#### DATA SUPPLIED ####
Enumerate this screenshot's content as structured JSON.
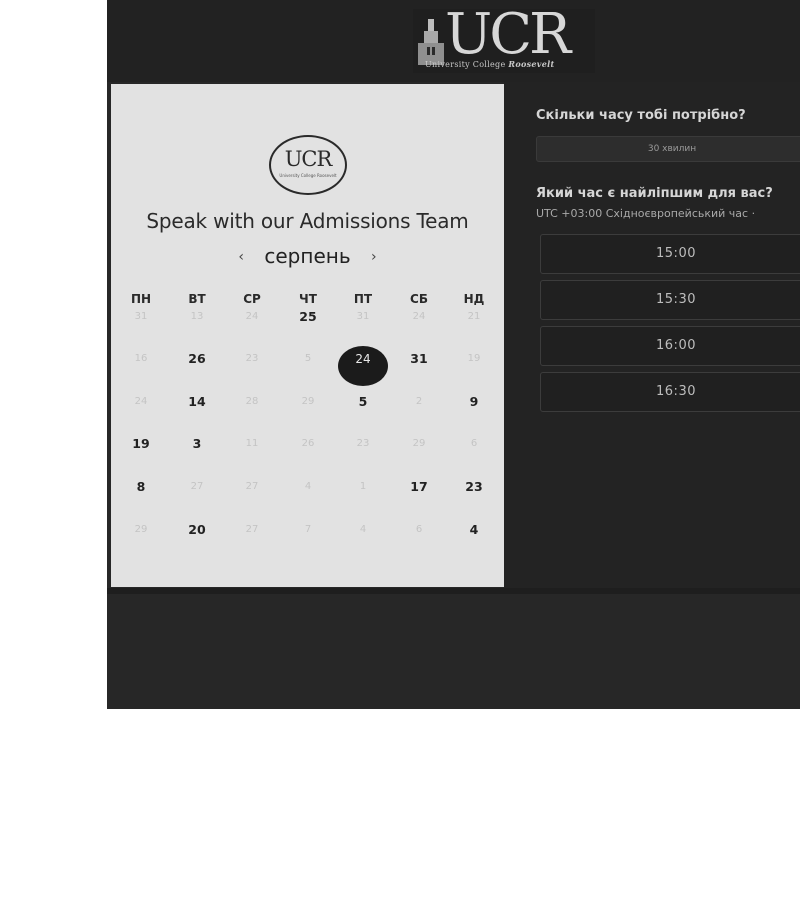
{
  "header": {
    "logo_text": "UCR",
    "logo_subtitle_a": "University College ",
    "logo_subtitle_b": "Roosevelt"
  },
  "calendar": {
    "round_logo_text": "UCR",
    "round_logo_subtitle": "University College Roosevelt",
    "title": "Speak with our Admissions Team",
    "month": "серпень",
    "prev_icon": "‹",
    "next_icon": "›",
    "weekdays": [
      "ПН",
      "ВТ",
      "СР",
      "ЧТ",
      "ПТ",
      "СБ",
      "НД"
    ],
    "weeks": [
      [
        {
          "label": "31",
          "active": false
        },
        {
          "label": "13",
          "active": false
        },
        {
          "label": "24",
          "active": false
        },
        {
          "label": "25",
          "active": true
        },
        {
          "label": "31",
          "active": false
        },
        {
          "label": "24",
          "active": false
        },
        {
          "label": "21",
          "active": false
        }
      ],
      [
        {
          "label": "16",
          "active": false
        },
        {
          "label": "26",
          "active": true
        },
        {
          "label": "23",
          "active": false
        },
        {
          "label": "5",
          "active": false
        },
        {
          "label": "24",
          "active": true,
          "selected": true
        },
        {
          "label": "31",
          "active": true
        },
        {
          "label": "19",
          "active": false
        }
      ],
      [
        {
          "label": "24",
          "active": false
        },
        {
          "label": "14",
          "active": true
        },
        {
          "label": "28",
          "active": false
        },
        {
          "label": "29",
          "active": false
        },
        {
          "label": "5",
          "active": true
        },
        {
          "label": "2",
          "active": false
        },
        {
          "label": "9",
          "active": true
        }
      ],
      [
        {
          "label": "19",
          "active": true
        },
        {
          "label": "3",
          "active": true
        },
        {
          "label": "11",
          "active": false
        },
        {
          "label": "26",
          "active": false
        },
        {
          "label": "23",
          "active": false
        },
        {
          "label": "29",
          "active": false
        },
        {
          "label": "6",
          "active": false
        }
      ],
      [
        {
          "label": "8",
          "active": true
        },
        {
          "label": "27",
          "active": false
        },
        {
          "label": "27",
          "active": false
        },
        {
          "label": "4",
          "active": false
        },
        {
          "label": "1",
          "active": false
        },
        {
          "label": "17",
          "active": true
        },
        {
          "label": "23",
          "active": true
        }
      ],
      [
        {
          "label": "29",
          "active": false
        },
        {
          "label": "20",
          "active": true
        },
        {
          "label": "27",
          "active": false
        },
        {
          "label": "7",
          "active": false
        },
        {
          "label": "4",
          "active": false
        },
        {
          "label": "6",
          "active": false
        },
        {
          "label": "4",
          "active": true
        }
      ]
    ]
  },
  "booking": {
    "duration_label": "Скільки часу тобі потрібно?",
    "duration_value": "30 хвилин",
    "time_question": "Який час є найліпшим для вас?",
    "timezone": "UTC +03:00 Східноєвропейський час ·",
    "slots": [
      "15:00",
      "15:30",
      "16:00",
      "16:30"
    ]
  }
}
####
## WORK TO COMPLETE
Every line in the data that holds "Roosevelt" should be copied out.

## RESPONSE
    "logo_subtitle_b": "Roosevelt"
    "round_logo_subtitle": "University College Roosevelt",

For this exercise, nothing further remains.